Limb loss “doesn’t define me”: Walter shares on National Limb Loss Awareness Month
Everyday, I wake up and do my routine: Stretch, get up, use the bathroom, wash my hands and face, sit down in the dining room, have breakfast, brush my teeth and get ready to go on about my day.
Lately, however, I’ve been doing things drastically differently. In January, I returned home (after months in the hospital) without my left leg. While surfing the web, I happened to find out that April is limb loss awareness month and I had an “aha” moment!
Limb loss awareness month is celebrated every April. Up until I lost a limb, I wasn’t even aware that there WAS a limb loss awareness month. So, what does it mean to me now? Before November 16th, 2019 it didn’t mean anything. But the sudden realization the very next time I saw my body meant that my life would change forever. But it doesn’t necessarily mean things that I used to do before I can’t do now… it just means that I’ll do them in a different fashion.

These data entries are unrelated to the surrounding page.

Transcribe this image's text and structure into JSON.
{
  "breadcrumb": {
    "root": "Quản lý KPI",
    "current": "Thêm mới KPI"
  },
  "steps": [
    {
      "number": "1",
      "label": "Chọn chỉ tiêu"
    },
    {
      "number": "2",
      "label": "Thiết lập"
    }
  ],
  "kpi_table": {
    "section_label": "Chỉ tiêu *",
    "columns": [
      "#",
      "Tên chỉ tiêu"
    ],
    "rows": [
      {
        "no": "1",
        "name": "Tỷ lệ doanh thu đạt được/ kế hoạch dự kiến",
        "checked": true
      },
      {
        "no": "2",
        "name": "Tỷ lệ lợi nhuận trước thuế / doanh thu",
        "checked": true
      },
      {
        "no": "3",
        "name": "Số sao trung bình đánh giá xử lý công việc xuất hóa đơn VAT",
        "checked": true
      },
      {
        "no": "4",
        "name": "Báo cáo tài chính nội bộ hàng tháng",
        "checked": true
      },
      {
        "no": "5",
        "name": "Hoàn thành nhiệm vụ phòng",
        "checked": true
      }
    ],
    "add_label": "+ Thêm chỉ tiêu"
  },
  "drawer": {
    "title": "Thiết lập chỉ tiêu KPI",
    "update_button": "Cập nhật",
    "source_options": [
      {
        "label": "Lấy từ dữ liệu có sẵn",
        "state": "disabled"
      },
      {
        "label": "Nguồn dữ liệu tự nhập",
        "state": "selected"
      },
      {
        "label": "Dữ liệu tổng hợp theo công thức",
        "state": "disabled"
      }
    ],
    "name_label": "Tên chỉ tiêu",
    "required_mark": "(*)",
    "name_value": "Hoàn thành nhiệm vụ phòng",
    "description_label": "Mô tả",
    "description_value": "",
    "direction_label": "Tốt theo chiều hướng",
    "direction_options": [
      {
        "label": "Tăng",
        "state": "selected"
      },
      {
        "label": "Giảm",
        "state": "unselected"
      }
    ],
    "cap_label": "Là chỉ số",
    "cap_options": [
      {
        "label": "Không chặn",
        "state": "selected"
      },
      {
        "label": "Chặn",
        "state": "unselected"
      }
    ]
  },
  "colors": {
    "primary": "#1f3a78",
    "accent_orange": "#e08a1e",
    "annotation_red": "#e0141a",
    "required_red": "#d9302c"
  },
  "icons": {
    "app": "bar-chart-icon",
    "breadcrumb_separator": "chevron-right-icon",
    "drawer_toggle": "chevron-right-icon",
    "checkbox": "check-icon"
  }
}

I’ve had to change my approach in the way I do many things – some things haven’t changed and some things I cannot do yet (for the time being at least). I move around in a wheelchair most of the time when I’m out on the streets or I use one of those electric shopping carts, but I can still move around at home using my walker and my crutches. Showering is different, but still doable. My favorite things remain unaffected, such as being able to spend time with my family and friends and being able to hang out and eat out before the coronavirus pandemic hit the US. But I don’t think that I can lift the amount of weight I used to, or drive a stick shift car, until I can get a prosthetic leg that can help me.
Limb loss doesn’t just affect me.
It affects my family, my friends and everyone that has known me and supported me (including all the medical professionals to whom I’m forever thankful for). Because without them, I don’t know where I would be, but it also brings to light as to where I am going. Because no matter what, I know that wherever I go I’ll be able to go out into the world and be able to help as many people as I can that are going through the same thing I am now.
So what does limb loss awareness month mean to me?
A lot more than before, because now I’ve learned: While limb loss is a part of me, it doesn’t define me.